Recorded data:
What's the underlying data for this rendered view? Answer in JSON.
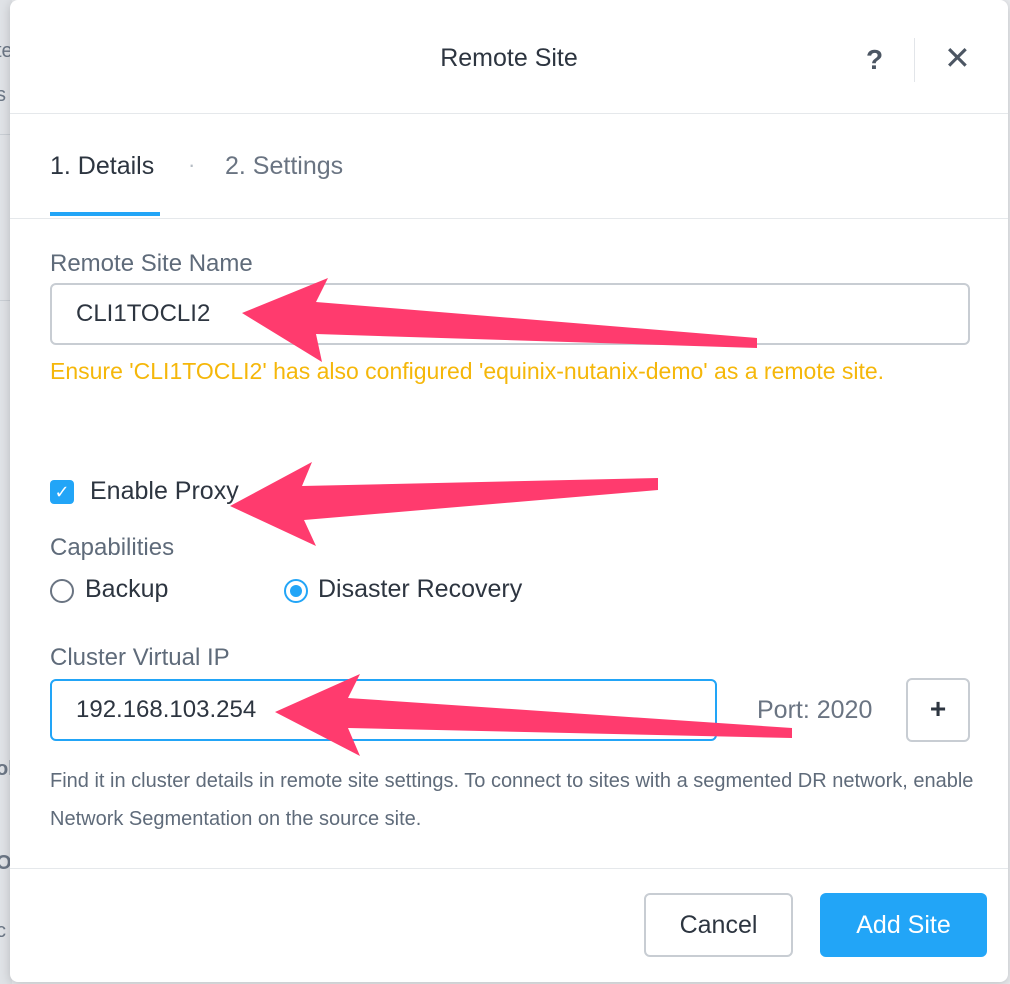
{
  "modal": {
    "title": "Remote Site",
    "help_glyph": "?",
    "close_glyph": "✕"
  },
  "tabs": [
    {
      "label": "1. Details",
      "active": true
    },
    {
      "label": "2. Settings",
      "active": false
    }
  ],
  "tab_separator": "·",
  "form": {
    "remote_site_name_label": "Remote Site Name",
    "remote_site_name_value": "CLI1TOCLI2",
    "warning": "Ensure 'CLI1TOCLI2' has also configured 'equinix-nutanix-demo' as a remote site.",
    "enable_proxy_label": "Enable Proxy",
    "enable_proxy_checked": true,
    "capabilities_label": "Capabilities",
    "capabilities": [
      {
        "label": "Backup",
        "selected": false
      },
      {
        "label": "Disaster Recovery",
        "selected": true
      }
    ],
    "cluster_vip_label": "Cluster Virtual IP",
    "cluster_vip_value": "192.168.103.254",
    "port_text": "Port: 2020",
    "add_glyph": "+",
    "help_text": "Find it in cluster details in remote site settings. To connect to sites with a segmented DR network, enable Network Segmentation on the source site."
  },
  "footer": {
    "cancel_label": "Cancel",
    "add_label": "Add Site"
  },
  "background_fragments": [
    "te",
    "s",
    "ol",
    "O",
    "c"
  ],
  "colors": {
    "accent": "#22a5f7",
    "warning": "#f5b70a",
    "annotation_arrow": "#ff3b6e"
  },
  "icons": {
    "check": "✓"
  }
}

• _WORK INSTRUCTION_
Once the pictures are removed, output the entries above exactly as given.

• _SOLVED EXERCISE_
What's the underlying data for this rendered view? Answer in JSON.
{
  "modal": {
    "title": "Remote Site",
    "help_glyph": "?",
    "close_glyph": "✕"
  },
  "tabs": [
    {
      "label": "1. Details",
      "active": true
    },
    {
      "label": "2. Settings",
      "active": false
    }
  ],
  "tab_separator": "·",
  "form": {
    "remote_site_name_label": "Remote Site Name",
    "remote_site_name_value": "CLI1TOCLI2",
    "warning": "Ensure 'CLI1TOCLI2' has also configured 'equinix-nutanix-demo' as a remote site.",
    "enable_proxy_label": "Enable Proxy",
    "enable_proxy_checked": true,
    "capabilities_label": "Capabilities",
    "capabilities": [
      {
        "label": "Backup",
        "selected": false
      },
      {
        "label": "Disaster Recovery",
        "selected": true
      }
    ],
    "cluster_vip_label": "Cluster Virtual IP",
    "cluster_vip_value": "192.168.103.254",
    "port_text": "Port: 2020",
    "add_glyph": "+",
    "help_text": "Find it in cluster details in remote site settings. To connect to sites with a segmented DR network, enable Network Segmentation on the source site."
  },
  "footer": {
    "cancel_label": "Cancel",
    "add_label": "Add Site"
  },
  "background_fragments": [
    "te",
    "s",
    "ol",
    "O",
    "c"
  ],
  "colors": {
    "accent": "#22a5f7",
    "warning": "#f5b70a",
    "annotation_arrow": "#ff3b6e"
  },
  "icons": {
    "check": "✓"
  }
}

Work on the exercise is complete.